Top of Data under study

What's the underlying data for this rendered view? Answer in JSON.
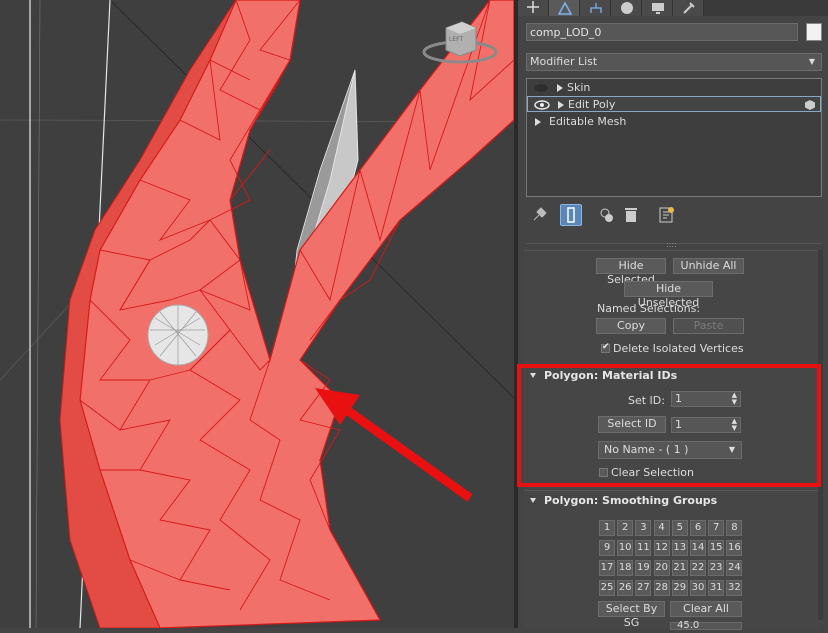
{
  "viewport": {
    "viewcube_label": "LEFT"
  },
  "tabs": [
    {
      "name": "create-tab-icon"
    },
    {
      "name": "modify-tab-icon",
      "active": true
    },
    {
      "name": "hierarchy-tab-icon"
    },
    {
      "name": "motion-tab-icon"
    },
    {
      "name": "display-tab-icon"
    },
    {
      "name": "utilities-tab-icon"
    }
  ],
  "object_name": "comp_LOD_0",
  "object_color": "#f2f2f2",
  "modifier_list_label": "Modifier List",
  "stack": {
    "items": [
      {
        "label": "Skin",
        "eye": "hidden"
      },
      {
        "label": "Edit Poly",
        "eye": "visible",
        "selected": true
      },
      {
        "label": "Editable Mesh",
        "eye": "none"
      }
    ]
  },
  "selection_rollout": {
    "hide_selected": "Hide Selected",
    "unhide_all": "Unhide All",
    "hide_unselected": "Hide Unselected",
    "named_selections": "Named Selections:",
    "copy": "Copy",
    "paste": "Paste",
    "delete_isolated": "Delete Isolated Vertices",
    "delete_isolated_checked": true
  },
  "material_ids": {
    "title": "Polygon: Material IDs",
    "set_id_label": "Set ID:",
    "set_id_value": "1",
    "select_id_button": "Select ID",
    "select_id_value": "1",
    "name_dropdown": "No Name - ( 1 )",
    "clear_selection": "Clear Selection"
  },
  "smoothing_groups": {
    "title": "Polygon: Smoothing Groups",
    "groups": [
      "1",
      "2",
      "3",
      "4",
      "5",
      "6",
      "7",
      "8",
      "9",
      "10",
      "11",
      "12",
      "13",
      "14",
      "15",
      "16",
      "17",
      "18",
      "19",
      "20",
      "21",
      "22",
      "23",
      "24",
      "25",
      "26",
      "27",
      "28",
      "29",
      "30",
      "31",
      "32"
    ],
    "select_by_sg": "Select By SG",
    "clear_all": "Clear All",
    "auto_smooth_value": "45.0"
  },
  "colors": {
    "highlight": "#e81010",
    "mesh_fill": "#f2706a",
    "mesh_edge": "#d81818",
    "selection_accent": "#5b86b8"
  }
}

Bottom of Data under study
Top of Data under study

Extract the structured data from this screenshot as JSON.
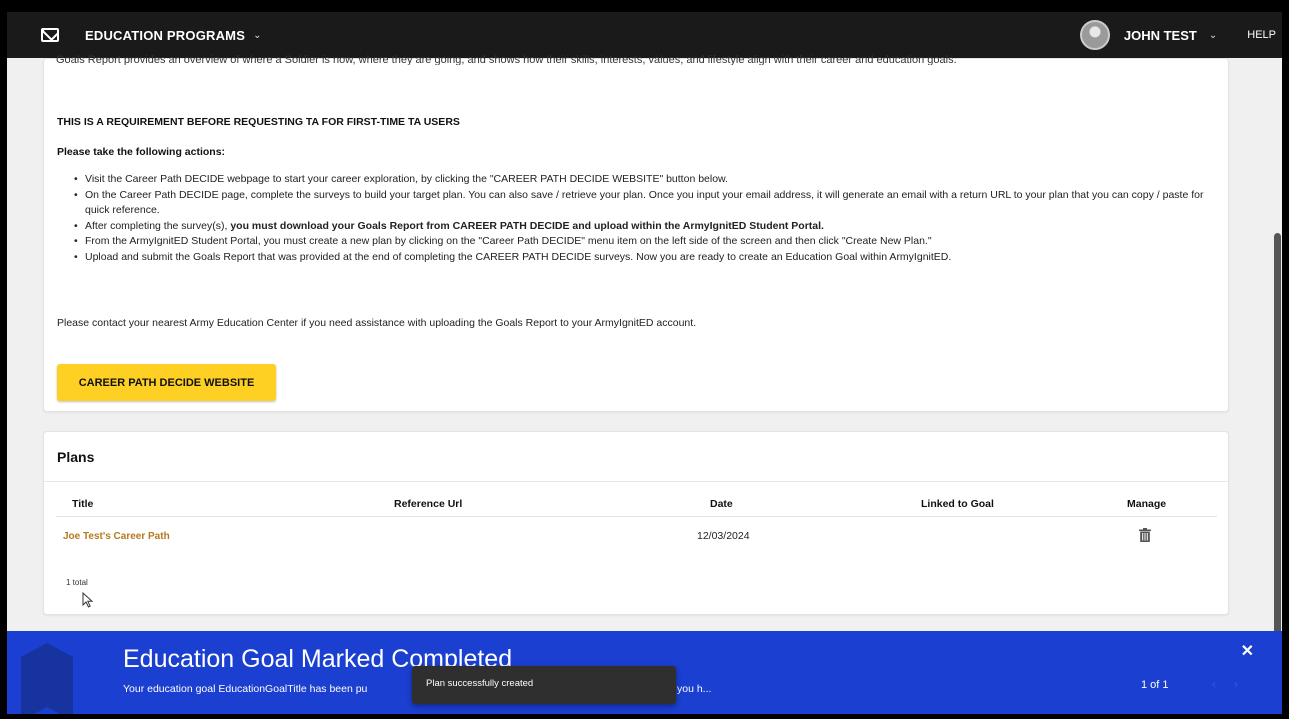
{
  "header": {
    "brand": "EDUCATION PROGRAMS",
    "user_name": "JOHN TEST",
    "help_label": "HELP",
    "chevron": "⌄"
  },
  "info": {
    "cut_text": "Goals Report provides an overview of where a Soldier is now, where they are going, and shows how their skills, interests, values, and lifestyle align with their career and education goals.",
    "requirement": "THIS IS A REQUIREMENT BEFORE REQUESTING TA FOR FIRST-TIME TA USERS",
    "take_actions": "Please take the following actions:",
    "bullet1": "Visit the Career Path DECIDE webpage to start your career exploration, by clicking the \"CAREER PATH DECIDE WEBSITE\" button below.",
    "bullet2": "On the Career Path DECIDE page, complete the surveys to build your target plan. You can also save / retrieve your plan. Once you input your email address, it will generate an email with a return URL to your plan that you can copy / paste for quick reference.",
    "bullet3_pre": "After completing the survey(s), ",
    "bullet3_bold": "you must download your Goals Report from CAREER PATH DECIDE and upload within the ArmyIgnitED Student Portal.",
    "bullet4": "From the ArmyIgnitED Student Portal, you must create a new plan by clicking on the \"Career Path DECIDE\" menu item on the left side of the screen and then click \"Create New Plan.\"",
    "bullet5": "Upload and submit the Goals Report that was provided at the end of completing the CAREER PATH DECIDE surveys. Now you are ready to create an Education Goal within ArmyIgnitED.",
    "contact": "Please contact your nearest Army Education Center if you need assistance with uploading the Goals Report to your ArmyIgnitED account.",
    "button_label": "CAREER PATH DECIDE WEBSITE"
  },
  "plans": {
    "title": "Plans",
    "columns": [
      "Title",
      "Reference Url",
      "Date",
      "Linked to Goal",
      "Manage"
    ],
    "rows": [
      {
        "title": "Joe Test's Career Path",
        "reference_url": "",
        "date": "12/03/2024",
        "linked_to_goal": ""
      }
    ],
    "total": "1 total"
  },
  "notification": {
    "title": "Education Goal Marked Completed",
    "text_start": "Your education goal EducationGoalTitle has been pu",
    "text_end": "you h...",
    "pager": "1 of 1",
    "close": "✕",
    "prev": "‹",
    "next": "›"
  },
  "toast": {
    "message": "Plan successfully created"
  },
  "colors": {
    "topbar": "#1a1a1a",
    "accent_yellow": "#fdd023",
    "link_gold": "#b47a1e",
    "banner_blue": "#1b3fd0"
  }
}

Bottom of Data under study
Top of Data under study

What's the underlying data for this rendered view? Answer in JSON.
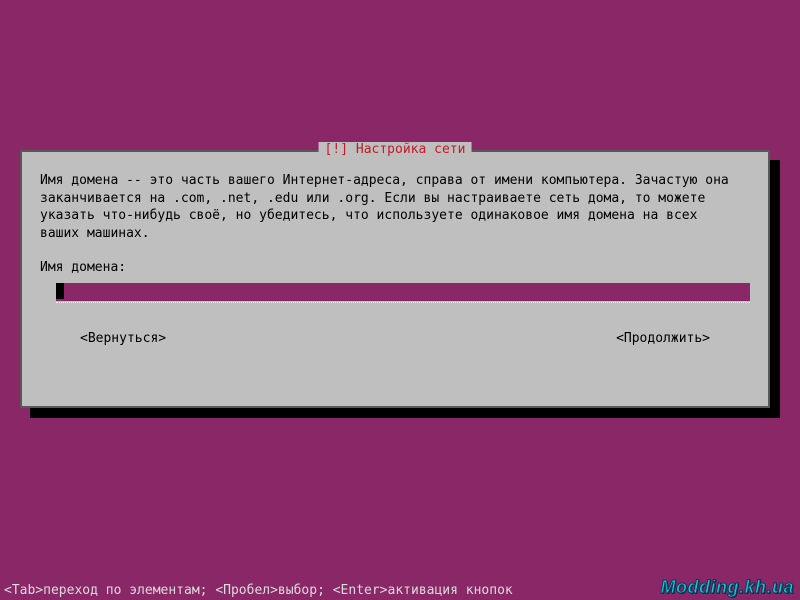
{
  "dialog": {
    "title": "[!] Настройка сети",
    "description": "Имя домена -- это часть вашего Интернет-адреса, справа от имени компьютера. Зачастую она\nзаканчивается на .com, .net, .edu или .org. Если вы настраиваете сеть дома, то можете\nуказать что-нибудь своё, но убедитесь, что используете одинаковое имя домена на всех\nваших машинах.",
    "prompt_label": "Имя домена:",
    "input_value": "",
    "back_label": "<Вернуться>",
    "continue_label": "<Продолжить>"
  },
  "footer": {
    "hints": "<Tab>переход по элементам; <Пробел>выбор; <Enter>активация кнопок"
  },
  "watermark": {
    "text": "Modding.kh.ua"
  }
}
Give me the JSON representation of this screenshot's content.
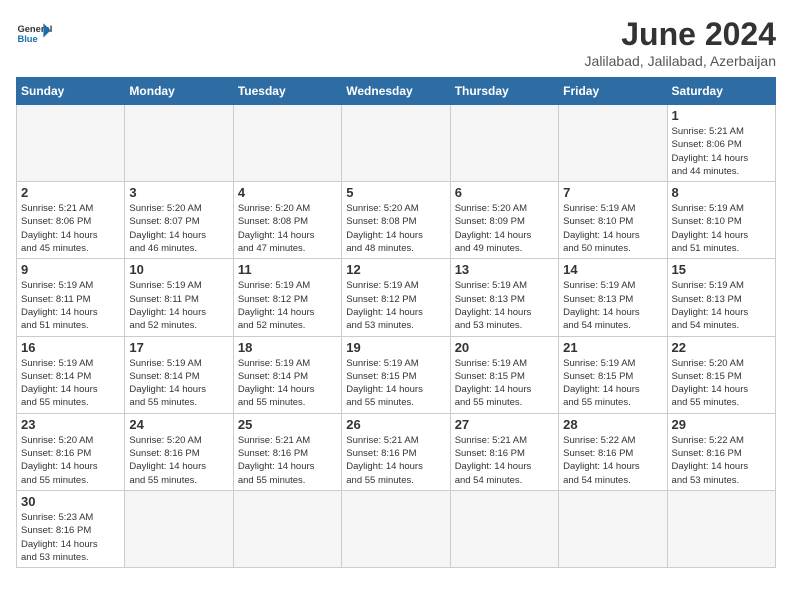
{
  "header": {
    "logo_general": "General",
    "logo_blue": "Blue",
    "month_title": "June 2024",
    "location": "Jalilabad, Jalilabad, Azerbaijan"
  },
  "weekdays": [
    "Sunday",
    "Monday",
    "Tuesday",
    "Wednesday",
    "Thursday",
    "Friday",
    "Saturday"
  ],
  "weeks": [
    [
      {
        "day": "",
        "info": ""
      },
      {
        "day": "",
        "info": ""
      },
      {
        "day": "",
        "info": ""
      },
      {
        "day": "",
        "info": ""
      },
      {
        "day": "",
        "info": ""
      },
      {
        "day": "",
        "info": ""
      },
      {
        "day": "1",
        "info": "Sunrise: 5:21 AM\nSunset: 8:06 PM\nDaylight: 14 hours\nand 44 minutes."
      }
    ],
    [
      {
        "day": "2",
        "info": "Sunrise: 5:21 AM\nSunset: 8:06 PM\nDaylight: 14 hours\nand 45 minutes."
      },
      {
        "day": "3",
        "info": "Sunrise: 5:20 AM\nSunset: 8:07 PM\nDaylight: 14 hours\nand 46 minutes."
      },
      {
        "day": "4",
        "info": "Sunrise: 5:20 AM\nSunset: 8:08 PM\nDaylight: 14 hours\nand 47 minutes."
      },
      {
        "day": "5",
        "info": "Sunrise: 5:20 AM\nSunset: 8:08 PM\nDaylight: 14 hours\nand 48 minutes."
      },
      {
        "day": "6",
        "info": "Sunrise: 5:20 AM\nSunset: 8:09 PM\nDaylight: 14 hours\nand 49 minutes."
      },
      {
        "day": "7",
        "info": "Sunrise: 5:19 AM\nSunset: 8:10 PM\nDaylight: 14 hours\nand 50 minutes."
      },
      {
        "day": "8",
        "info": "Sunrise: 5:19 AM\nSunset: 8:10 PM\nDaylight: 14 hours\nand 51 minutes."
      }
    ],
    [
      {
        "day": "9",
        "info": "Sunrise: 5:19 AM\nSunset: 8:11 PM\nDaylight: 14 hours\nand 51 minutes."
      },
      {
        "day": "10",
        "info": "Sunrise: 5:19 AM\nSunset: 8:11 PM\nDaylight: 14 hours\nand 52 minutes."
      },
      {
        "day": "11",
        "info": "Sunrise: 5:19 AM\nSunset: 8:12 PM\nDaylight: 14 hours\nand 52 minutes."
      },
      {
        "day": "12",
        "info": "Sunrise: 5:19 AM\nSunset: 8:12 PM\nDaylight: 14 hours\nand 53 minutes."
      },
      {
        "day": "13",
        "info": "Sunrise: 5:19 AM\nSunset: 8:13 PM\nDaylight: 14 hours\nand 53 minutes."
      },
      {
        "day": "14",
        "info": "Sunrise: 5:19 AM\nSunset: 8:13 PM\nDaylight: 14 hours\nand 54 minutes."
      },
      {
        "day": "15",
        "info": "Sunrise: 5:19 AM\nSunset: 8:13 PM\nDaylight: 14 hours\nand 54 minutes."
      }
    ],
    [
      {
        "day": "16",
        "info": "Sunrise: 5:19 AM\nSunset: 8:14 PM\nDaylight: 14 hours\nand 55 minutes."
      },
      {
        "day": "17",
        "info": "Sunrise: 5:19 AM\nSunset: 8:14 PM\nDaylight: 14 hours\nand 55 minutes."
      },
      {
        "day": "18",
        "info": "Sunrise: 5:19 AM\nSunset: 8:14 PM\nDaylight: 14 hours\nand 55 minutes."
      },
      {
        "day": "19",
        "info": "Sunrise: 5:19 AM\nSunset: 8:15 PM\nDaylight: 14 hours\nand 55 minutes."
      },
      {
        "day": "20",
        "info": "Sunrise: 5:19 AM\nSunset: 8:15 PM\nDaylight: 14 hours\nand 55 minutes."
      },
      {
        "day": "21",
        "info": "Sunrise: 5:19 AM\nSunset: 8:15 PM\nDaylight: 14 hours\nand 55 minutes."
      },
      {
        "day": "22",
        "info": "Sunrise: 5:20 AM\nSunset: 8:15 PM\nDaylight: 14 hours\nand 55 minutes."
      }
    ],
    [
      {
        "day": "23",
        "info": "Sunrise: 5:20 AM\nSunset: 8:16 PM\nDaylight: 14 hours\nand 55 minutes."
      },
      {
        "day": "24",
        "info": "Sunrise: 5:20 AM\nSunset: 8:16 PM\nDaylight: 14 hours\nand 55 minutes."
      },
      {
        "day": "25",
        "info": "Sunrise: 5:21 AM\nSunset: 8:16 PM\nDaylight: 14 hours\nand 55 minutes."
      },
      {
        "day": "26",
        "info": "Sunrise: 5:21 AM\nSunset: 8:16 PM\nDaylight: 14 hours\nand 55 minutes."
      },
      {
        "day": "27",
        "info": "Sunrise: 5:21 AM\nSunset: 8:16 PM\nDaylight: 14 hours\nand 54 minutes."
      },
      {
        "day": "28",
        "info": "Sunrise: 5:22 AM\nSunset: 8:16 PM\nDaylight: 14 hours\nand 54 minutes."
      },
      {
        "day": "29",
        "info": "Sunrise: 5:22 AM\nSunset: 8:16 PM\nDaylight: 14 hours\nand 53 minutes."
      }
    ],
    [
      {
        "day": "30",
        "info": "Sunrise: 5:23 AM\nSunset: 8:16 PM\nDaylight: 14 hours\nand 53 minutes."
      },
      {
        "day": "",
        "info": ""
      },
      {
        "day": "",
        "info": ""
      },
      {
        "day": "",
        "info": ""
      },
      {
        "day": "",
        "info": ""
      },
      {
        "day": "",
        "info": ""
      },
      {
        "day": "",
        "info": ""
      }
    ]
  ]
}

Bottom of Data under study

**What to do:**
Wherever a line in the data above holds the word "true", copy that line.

**Answer space:**
      "active": true
        "selected": true
    "delete_isolated_checked": true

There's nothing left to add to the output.